If your idea of a car is something bigger than a penalty box, or more powerful than a moped, or maybe slightly fun to drive, then I suggest you get yourself down to your local dealer (assuming he hasn’t already folded), pronto, and buy yourself something pretty. It might just be your last chance for a good long while.
President Obama put his signature to new CAFE rules last week, requiring that by 2016, automakers must meet fleet-wide gas mileage averages of 39 mpg for cars and 30 for trucks. This is easy enough to accomplish — build smaller vehicles with smaller engines. Although I can tell you how well that’s going to go over here in Colorado, where getting trapped behind a Prius (or an Aveo or any other wind-up toy car) on a steep incline means growing a full beard before cresting the hill.
Now imagine a Ford F-150 trying to make it up to the Eisenhower Tunnel with a full load of construction equipment and a two-liter four-banger under the hood. You’ll have facial growth like one of the ZZ Top guys before it’s all over, maybe even if you’re a girl.
If you think I’m exaggerating, think again. The anonymous “Mechanic,” writing for Edmunds, worries that the new CAFE standards
won’t save much fuel and won’t save the planet, but they will crush the life out of the car business. From here on out, cars are going to shrink in size, shrivel in power and grow more expensive.
With a goal of a corporate fleet average of 39 mpg for cars by 2016 model year it’s not just V8s that are dead, but V6s and decent-size fours.

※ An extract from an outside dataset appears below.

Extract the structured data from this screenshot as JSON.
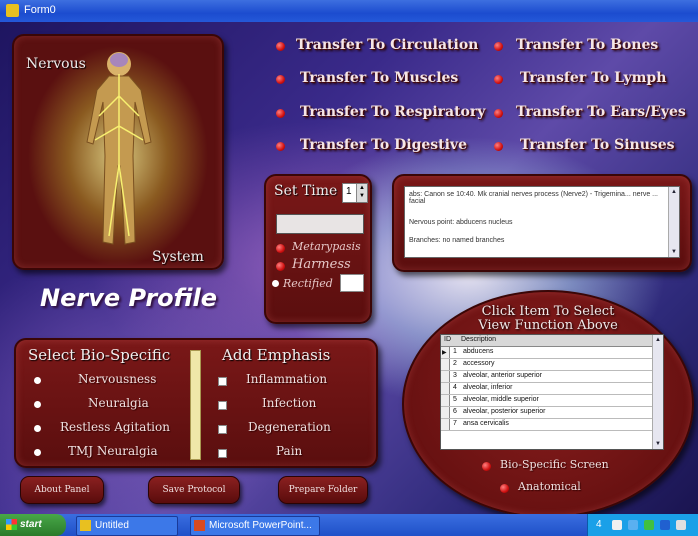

Of course all the SUVs and the Camaro, Mustang and Corvette as we know them are doomed, that’s obvious, but so are reasonably size minivans, midsize sedans like the Accord and Camry, and anything fun.

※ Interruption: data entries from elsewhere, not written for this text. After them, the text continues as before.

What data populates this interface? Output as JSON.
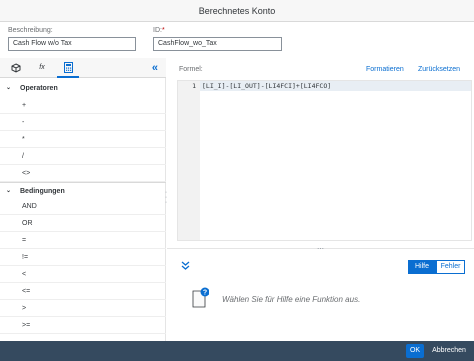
{
  "window": {
    "title": "Berechnetes Konto"
  },
  "fields": {
    "description": {
      "label": "Beschreibung:",
      "value": "Cash Flow w/o Tax"
    },
    "id": {
      "label": "ID:",
      "required_mark": "*",
      "value": "CashFlow_wo_Tax"
    }
  },
  "left_tabs": {
    "items": [
      {
        "icon": "cube-icon",
        "glyph": "⬢"
      },
      {
        "icon": "function-icon",
        "glyph": "fx"
      },
      {
        "icon": "calculator-icon",
        "glyph": "▦"
      }
    ],
    "active_index": 2,
    "collapse_glyph": "«"
  },
  "operators": {
    "title": "Operatoren",
    "items": [
      "+",
      "-",
      "*",
      "/",
      "<>"
    ]
  },
  "conditions": {
    "title": "Bedingungen",
    "items": [
      "AND",
      "OR",
      "=",
      "!=",
      "<",
      "<=",
      ">",
      ">="
    ]
  },
  "formula": {
    "label": "Formel:",
    "format_link": "Formatieren",
    "reset_link": "Zurücksetzen",
    "line_number": "1",
    "code": "[LI_I]-[LI_OUT]-[LI4FCI]+[LI4FCO]"
  },
  "help": {
    "expand_glyph": "⌄",
    "tabs": [
      "Hilfe",
      "Fehler"
    ],
    "active_tab": "Hilfe",
    "message": "Wählen Sie für Hilfe eine Funktion aus."
  },
  "footer": {
    "ok_label": "OK",
    "cancel_label": "Abbrechen"
  },
  "colors": {
    "accent": "#0a6ed1",
    "footer_bg": "#354a5f",
    "required": "#bb0000"
  }
}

And if you have even any small interest in seeing what’s left of Detroit survive, now would be a good time to look on Obama’s works, ye mighty, and despair. Chrysler’s plan is to somehow, someday import FIAT’s small cars. GM has never competed well in the small-car segment, and Ford can’t even sell its well-regarded “Euro Focus” domestically at a profit.
Is there a silver pinstripe anywhere in these dark clouds? Yes: There might be cheating. Lots and lots of cheating. What, automakers will game federal regulations to please their customers? Hard to believe, but it does happen. Remember that the whole gas-guzzling SUV craze got all … crazy … under the current CAFE rules, which seemed pretty stringent when they were first written. But as written, minivans and even the PT Cruiser counted under the rules as “trucks,” which meant lighter requirements. That legal trickery probably postponed Chrysler’s bankruptcy by a good twenty years or more.
Of course, it’s too late to save Chrysler now. And anyway, the day where American tastes and preferences rule the day might be over, no matter what our regulations require.
For a century now, most of the best automotive engineers in the world catered to America’s desires for bigger cars with more power. Even German designers at fabled badges like Mercedes-Benz and BMW always kept at least one eye on the American market. The reason: The USA was the world’s largest, most competitive, and most profitable car market. But how do you say “Those days are closing fast” in Mandarin?
It’s never happened before, but thanks to the continuing collapse in demand here (under ten million new cars per year in 2008 and 2009 vs. 16 million new cars sold in 2006) and the quick recovery of the Chinese economy, Chinese consumers are now buying more new cars than Americans are. If Americans can’t buy the cars we want — bigger, more powerful — then we’ll hang on to the cars we have. Meanwhile, China adds millions of “new middle class” consumers every year, stepping up from motorbikes to their first motorcars.
Chinese tastes might soon demand more attention than ours. And that means the best automotive minds in the world working to produce cars for a country where the primary concerns are low prices on euro-style city cars — and screw the environment.
It’s a bleak future for car lovers. While China is leaving the third world, its car needs will be more like Europe’s than ours. Europe is going the way the American left wishes America would (and might be). And America’s once-proud roads might come to look more and more like Cuba’s — strewn with late model cars no one can replace.
So if you’re the kind of guy or gal who hungers for something that’s got a HEMI, or thinks Chevy is as American as apple pie provided it sports an SS badge, or appreciates the smooth revving rumble of eight German cylinders, or believes that life begins at five liters (or more), then make friends with your favorite car and your most-trustworthy mechanic. You might be seeing lots of both of them over the next twenty years.